The average of 44 years of potential life lost for each fatality in the cohort highlights the fact that deaths in opioid users often occur at a young age. This was particularly the case for avoidable causes of death such as drug overdose and injuries. The pattern of YPLL was broadly similar to previous analyses of a Californian male cohort (n=581) in the US, followed from 1962 to 1997 (10). Both studies found that opioid overdoses were the largest contributor to YPLL but suicides made a larger contribution to YPLL in our cohort, and homicide a larger contribution in the Californian cohort.

Now, this doesn’t mean that methadone doesn’t reduce death rates. It means that the death rate is still very high.

It also means that quality of life questions shouldn’t be dismissed with snarky quips like, “What kind of QOL do dead people have?“, because methadone patients die in large numbers too.

If you’re thinking that those were the bad old days, before we had buprenorphine, think again. Retention rates for methadone and buprenorphine are not great. When put head to head, methadone has higher retention rates.

I’ll also throw in a reminder from a previous post about were I stand on ORT:

Just to be sure that my position is understood. I’m not advocating the abolition of methadone.

Here’s something I wrote in a previous post: “All I want is a day when addicts are offered recovery oriented treatment of an adequate duration and intensity. I have no problem with drug-assisted treatment being offered. Give the client accurate information and let them choose.”

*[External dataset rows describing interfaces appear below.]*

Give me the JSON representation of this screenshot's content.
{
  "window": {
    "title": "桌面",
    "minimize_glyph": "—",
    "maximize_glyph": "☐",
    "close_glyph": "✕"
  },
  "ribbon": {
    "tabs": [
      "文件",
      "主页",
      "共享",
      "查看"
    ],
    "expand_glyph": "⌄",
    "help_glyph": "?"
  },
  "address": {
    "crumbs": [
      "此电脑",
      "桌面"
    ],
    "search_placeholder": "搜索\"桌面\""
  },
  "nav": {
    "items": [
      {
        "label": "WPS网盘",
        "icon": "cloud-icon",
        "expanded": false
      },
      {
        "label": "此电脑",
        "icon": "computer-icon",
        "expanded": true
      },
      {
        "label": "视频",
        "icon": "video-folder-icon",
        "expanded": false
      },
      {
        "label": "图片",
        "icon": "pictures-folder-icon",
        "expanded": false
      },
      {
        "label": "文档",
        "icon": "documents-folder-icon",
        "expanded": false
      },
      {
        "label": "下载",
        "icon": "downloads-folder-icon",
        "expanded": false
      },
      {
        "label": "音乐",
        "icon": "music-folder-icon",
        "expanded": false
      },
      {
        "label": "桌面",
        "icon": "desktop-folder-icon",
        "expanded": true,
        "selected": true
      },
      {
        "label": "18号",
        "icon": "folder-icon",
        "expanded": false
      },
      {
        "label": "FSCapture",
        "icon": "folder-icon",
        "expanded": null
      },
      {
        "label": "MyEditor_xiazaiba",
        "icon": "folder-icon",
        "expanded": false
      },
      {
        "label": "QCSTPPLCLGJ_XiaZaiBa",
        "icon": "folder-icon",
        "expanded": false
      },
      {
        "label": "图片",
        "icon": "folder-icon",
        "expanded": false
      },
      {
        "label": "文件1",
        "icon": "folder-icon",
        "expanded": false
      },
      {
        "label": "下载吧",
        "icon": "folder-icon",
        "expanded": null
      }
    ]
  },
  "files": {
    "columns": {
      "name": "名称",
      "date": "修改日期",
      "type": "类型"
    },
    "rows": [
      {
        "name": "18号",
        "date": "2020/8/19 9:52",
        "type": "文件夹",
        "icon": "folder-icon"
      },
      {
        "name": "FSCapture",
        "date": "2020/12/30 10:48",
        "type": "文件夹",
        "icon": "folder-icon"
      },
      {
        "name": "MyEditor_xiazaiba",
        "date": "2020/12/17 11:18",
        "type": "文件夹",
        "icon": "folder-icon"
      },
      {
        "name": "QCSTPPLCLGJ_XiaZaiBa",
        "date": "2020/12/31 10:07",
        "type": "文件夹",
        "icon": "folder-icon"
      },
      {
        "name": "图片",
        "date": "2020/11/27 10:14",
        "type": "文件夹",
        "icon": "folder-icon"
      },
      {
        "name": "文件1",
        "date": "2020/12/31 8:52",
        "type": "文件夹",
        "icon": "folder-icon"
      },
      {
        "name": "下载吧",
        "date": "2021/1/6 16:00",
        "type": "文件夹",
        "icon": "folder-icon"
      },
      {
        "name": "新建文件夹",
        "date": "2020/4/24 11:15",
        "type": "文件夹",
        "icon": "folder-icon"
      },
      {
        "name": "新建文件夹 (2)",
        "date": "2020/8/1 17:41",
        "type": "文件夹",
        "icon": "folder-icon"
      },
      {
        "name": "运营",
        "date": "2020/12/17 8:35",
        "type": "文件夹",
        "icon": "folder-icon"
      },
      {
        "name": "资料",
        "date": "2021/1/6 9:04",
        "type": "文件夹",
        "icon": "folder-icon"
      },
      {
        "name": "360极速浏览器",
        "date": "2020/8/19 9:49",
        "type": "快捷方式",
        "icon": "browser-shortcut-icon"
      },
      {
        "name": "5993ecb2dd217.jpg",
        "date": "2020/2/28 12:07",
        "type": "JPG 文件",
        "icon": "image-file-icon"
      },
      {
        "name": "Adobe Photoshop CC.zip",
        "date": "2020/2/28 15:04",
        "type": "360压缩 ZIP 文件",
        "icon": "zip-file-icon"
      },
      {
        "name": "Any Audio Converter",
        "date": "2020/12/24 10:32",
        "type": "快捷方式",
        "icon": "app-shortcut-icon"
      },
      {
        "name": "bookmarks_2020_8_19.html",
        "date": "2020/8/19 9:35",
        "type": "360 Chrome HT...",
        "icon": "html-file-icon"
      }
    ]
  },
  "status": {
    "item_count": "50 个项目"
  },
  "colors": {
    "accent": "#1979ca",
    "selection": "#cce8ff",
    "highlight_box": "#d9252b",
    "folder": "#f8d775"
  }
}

Another: “Once again, I’d welcome a day when addicts are offered recovery oriented treatment of an adequate duration and intensity and have the opportunity to choose for themselves.”

It’s also worth noting that there is a link between AA and methadone.